Executive producer and DIC Entertainment president Andy Hayward described the show as such: “The ProStars go into their sports laboratory where they have all kinds of incredible sports gadgets... that combined with skills, physical prowess and their humanity they go out on a mission to help the kid in trouble."
The rare deviations from this formula would be somehow more ridiculous than the standard plots. The episode entitled "Brazil Nuts" features the ProStars traveling to Brazil to save the rainforest from strip mining by a villain named "Captain Nemo Ipanema." In an episode set in the Scottish Highlands, Bo Jackson (who had a reputation for being something of an athletic polymath thanks to his dual careers in baseball and football) uses his otherwise hidden talent for jousting to help save the day. In the episode "Gargantus and the Highway of Doom," the ProStars have to rescue an Australian village from a Mad Max-esque motorcycle gang.
Perhaps the strangest storyline involves recurring villain Clockwork Delaronge (a stereotypical evil genius wearing a pinstriped baseball jersey and a shock of bright orange hair) stealing the Stanley Cup trophy. After saving actual human lives and the global ecosystem, ProStars's penultimate episode is about saving a trophy.
None Of The Athletes Provided Voices For Their CharactersVideo: YouTube
Michael Jordan might have lent his name and likeness to ProStars, but he didn't lend his voice. Neither did Bo Jackson or Wayne Gretzky. Jordan, Jackson, and Gretzky's respective teams were not involved in the making of the series, either, so you never see cartoon Air Jordan wearing a Bulls jersey.

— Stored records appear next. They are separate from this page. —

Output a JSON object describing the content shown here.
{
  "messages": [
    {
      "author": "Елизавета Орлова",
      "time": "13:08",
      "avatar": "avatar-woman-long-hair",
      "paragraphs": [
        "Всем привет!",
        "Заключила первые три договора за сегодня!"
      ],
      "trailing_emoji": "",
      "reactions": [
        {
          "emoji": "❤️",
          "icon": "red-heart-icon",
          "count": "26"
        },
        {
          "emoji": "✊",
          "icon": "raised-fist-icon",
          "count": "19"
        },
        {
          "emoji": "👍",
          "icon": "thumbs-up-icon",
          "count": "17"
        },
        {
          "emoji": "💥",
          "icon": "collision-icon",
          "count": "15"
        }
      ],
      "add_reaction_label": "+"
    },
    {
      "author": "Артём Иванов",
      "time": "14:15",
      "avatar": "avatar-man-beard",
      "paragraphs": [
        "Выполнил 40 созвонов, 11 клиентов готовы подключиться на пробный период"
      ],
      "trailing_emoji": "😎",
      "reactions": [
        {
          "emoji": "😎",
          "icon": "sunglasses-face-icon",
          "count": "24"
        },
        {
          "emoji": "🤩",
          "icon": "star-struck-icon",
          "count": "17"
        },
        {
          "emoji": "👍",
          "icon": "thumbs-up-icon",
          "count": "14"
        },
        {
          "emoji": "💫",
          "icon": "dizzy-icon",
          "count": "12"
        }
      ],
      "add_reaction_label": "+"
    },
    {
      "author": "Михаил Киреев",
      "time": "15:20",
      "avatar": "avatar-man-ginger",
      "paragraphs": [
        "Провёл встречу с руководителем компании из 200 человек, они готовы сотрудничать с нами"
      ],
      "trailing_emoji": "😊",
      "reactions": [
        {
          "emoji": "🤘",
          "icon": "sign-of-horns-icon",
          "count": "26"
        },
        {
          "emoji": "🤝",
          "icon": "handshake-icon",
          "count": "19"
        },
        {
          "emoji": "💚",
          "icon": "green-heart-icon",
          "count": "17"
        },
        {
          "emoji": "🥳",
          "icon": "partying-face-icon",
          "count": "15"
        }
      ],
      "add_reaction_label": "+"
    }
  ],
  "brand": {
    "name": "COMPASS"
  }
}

The official rationale for not having the real players voicing their characters is that their schedules were too busy to fit in the rigorous recording schedule that's typical for professional voice actors. That meant DIC Entertainment was forced to cast soundalikes. In the show, Jordan was portrayed by actor Dorian Harewood, who might be best known for playing the role of Eightball in Stanley Kubrick's Full Metal Jacket. Gretzky was played by voice actor Townsend Coleman, who also provided the voices for Michaelangelo in the original Teenage Mutant Ninja Turtles cartoon and The Tick. Bo Jackson was played by journeyman voice actor Dave Fennoy, who portrayed Lee Everett in the Walking Dead video game by Telltale Games. Real sports figures did participate in the show, though. NBC's NBA announcing team of Marv Albert and Mike Fratello voiced themselves in episode 9, "Rustler's Rodeo," which involves the ProStars helping someone win a rodeo so they can buy back their family's ranch.
- Photo: NBC
Each Episode Featured A Live Action Segment With The Real Athletes Answering Fan Questions
ProStars episodes typically began and ended with brief cameo appearances from Wayne Gretzky and Bo Jackson - a bit of stiff banter at the top and then a recurring segment called "Questions" at the end. In the Questions segment, children would ask questions to the ProStars, like, "How did you get into the big leagues?"
Befitting his status as the biggest name of the three ProStars, Jordan didn't participate in these shoots. Instead, he recorded some short snippets and bumpers from a basketball court while Gretzky and Jackson cranked out these segments in custom-made ProStars letterman jackets.